Website and app data records:
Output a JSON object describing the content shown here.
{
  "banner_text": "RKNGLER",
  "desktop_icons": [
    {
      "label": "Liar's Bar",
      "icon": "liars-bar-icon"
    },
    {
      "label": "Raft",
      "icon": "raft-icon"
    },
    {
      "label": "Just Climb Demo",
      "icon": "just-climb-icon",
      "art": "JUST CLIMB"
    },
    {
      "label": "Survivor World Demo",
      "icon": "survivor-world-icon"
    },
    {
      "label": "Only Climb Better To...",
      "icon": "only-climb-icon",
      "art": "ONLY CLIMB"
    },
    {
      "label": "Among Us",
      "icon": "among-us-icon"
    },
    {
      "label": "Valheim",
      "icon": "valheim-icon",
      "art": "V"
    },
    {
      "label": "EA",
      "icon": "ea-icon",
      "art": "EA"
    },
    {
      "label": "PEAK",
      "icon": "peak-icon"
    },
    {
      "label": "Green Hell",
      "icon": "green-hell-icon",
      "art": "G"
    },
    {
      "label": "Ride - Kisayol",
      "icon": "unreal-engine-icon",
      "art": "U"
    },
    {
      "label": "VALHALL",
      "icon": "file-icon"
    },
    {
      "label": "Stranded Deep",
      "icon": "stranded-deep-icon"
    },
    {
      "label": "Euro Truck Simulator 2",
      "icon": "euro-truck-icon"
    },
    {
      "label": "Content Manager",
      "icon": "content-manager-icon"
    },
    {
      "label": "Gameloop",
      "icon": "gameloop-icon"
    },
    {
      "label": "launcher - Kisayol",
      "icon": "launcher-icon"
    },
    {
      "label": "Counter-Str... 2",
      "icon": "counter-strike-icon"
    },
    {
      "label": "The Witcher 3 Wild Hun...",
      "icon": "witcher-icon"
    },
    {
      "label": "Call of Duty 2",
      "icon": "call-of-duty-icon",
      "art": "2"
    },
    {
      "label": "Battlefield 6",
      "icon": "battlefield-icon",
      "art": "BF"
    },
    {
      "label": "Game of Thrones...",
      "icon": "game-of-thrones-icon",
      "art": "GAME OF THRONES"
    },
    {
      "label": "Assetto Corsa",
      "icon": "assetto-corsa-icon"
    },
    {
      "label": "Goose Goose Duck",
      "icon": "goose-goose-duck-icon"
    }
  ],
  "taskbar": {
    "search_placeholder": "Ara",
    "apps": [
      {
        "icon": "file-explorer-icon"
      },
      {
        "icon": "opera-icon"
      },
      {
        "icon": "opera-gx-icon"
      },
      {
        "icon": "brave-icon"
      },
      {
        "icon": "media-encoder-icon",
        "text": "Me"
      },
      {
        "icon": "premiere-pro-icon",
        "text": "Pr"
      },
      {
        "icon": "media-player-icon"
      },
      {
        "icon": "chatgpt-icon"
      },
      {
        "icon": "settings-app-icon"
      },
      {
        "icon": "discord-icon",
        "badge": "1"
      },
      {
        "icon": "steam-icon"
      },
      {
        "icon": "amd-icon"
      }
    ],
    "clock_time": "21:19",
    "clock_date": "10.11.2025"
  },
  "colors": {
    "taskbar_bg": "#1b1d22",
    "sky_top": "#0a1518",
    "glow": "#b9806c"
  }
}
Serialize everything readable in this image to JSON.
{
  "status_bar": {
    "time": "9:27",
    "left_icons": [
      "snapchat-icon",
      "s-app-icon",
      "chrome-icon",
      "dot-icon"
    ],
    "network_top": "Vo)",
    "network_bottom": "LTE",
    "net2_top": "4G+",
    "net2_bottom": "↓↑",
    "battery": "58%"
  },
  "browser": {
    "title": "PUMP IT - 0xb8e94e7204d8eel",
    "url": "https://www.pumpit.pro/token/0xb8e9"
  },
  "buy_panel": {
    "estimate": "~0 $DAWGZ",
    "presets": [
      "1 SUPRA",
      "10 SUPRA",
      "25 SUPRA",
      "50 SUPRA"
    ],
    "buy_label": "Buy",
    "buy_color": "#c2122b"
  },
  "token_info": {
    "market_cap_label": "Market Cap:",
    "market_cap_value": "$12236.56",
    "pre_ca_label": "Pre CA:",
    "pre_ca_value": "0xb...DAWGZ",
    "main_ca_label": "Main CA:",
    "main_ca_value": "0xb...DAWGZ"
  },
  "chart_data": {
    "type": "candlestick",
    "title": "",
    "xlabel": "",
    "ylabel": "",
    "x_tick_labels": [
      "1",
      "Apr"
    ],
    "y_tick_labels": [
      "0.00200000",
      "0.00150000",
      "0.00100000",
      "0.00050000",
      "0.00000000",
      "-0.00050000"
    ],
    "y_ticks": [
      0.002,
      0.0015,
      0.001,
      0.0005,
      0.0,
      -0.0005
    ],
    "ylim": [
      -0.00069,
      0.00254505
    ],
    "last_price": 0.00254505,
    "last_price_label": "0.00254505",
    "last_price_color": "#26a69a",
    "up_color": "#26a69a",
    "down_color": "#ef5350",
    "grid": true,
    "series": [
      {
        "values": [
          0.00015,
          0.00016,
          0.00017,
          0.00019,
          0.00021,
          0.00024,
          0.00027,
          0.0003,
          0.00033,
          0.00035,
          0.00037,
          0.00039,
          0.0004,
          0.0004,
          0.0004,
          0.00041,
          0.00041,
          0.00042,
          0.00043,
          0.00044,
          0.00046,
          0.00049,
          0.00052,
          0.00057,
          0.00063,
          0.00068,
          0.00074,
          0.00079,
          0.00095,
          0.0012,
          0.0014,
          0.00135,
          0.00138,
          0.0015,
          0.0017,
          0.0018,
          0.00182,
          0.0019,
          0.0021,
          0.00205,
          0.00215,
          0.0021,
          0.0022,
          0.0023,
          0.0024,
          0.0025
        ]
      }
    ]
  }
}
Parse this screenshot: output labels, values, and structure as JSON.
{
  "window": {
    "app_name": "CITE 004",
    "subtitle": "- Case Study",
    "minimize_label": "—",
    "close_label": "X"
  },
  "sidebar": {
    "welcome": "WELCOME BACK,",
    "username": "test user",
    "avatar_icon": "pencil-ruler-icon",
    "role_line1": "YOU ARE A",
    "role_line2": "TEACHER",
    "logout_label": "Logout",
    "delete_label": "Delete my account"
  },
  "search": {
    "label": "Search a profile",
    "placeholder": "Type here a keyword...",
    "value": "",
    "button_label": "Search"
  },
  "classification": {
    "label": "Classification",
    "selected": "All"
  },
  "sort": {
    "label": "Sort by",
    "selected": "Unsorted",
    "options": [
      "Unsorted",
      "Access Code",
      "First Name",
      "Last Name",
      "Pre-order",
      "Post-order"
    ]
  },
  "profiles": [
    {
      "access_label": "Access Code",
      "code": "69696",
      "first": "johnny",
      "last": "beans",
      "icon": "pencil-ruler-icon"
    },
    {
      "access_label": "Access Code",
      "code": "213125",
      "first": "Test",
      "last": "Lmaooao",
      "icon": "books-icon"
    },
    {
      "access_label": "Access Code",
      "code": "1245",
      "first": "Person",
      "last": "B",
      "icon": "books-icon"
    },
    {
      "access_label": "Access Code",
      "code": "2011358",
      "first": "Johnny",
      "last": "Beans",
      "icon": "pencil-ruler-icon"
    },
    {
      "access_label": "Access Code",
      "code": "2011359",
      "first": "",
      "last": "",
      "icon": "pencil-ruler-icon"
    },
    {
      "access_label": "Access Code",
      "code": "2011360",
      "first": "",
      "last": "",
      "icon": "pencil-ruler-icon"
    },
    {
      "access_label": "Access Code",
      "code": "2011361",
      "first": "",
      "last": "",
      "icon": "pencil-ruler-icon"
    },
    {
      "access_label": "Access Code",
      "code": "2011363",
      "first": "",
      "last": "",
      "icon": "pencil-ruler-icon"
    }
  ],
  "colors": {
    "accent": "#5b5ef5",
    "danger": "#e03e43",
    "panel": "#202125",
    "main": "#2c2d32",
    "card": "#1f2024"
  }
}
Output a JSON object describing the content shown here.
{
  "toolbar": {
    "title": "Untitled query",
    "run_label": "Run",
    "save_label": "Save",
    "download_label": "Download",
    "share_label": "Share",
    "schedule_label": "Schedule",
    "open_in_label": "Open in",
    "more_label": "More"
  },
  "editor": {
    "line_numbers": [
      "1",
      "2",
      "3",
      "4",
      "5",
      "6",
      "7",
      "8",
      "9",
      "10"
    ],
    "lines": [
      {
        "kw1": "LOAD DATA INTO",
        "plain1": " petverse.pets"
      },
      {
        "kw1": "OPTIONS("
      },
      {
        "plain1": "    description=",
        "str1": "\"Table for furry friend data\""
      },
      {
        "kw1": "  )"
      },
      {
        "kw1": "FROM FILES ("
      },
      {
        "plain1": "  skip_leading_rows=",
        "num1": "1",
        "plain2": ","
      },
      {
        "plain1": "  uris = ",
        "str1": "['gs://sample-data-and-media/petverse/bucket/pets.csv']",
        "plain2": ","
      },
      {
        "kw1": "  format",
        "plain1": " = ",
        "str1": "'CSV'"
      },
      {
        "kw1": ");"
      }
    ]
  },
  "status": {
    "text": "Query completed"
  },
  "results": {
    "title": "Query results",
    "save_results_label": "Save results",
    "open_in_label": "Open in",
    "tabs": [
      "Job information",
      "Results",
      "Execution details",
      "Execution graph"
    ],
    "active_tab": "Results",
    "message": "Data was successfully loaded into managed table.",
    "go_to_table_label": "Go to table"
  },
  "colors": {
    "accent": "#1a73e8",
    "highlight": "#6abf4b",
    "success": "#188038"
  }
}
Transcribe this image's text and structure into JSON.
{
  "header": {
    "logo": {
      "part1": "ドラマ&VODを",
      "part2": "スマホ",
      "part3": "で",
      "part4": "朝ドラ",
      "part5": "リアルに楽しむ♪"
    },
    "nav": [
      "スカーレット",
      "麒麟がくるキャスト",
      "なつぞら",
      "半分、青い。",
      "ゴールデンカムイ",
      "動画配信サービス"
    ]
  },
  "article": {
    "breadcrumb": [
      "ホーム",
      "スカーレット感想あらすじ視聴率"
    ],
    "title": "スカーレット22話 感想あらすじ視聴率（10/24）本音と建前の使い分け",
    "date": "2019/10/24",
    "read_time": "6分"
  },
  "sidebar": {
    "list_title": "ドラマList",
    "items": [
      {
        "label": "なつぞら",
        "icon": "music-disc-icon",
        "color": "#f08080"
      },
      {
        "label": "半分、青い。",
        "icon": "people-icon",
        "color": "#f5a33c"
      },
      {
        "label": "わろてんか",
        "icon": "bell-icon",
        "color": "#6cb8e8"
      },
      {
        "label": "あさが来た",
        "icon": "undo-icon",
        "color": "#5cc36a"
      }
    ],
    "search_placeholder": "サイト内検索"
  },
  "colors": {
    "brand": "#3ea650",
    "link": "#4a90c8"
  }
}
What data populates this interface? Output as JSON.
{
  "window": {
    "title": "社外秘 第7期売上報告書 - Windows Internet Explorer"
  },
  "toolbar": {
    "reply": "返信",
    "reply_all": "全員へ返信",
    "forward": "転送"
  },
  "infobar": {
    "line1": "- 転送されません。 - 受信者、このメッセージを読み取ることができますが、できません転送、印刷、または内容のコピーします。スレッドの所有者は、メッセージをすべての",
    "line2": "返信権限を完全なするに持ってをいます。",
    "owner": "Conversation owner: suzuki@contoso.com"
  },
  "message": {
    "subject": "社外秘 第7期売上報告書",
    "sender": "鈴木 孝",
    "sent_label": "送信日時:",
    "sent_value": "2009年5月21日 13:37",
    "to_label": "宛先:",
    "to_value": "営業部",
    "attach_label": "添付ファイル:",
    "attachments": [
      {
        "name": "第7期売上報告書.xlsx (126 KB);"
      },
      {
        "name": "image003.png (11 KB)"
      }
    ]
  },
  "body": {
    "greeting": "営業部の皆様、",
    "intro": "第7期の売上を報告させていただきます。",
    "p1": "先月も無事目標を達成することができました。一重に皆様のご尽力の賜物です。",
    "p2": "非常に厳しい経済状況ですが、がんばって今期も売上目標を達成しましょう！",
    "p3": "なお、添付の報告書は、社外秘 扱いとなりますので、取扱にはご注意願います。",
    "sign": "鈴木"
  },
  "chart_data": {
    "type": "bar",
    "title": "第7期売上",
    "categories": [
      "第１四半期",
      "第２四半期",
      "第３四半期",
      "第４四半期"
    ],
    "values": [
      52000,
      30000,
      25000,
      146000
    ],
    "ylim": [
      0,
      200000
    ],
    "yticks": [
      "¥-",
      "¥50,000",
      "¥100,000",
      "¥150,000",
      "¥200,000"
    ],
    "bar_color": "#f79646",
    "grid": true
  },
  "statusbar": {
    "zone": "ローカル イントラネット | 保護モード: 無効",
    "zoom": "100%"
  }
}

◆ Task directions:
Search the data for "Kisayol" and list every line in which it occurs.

◆ Written answer:
      "label": "Ride - Kisayol",
      "label": "launcher - Kisayol",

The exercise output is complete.